* [TASK ITEM]:
Each entry in the listing below should be returned precisely as it is.

* [MATERIAL FOR THIS EXERCISE]:
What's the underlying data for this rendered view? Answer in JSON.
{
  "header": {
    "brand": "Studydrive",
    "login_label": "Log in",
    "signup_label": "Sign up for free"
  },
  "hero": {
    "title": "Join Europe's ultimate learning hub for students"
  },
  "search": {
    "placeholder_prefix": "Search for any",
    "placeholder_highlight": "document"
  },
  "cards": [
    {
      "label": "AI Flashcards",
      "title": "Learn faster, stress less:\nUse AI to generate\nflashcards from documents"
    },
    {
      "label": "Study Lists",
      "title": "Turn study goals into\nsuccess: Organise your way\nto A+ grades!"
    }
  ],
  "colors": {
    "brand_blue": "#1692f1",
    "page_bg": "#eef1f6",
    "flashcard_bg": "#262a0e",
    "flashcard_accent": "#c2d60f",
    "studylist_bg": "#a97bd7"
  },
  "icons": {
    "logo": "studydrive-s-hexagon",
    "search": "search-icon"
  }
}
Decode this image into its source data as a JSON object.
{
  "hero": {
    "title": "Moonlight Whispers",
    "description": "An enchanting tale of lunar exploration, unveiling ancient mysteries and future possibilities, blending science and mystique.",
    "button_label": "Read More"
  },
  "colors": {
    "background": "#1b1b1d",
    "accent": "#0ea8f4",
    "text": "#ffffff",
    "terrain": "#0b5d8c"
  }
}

* [RESPONSE BOX]:
What's the underlying data for this rendered view? Answer in JSON.
{
  "header": {
    "brand": "Studydrive",
    "login_label": "Log in",
    "signup_label": "Sign up for free"
  },
  "hero": {
    "title": "Join Europe's ultimate learning hub for students"
  },
  "search": {
    "placeholder_prefix": "Search for any",
    "placeholder_highlight": "document"
  },
  "cards": [
    {
      "label": "AI Flashcards",
      "title": "Learn faster, stress less:\nUse AI to generate\nflashcards from documents"
    },
    {
      "label": "Study Lists",
      "title": "Turn study goals into\nsuccess: Organise your way\nto A+ grades!"
    }
  ],
  "colors": {
    "brand_blue": "#1692f1",
    "page_bg": "#eef1f6",
    "flashcard_bg": "#262a0e",
    "flashcard_accent": "#c2d60f",
    "studylist_bg": "#a97bd7"
  },
  "icons": {
    "logo": "studydrive-s-hexagon",
    "search": "search-icon"
  }
}
Decode this image into its source data as a JSON object.
{
  "hero": {
    "title": "Moonlight Whispers",
    "description": "An enchanting tale of lunar exploration, unveiling ancient mysteries and future possibilities, blending science and mystique.",
    "button_label": "Read More"
  },
  "colors": {
    "background": "#1b1b1d",
    "accent": "#0ea8f4",
    "text": "#ffffff",
    "terrain": "#0b5d8c"
  }
}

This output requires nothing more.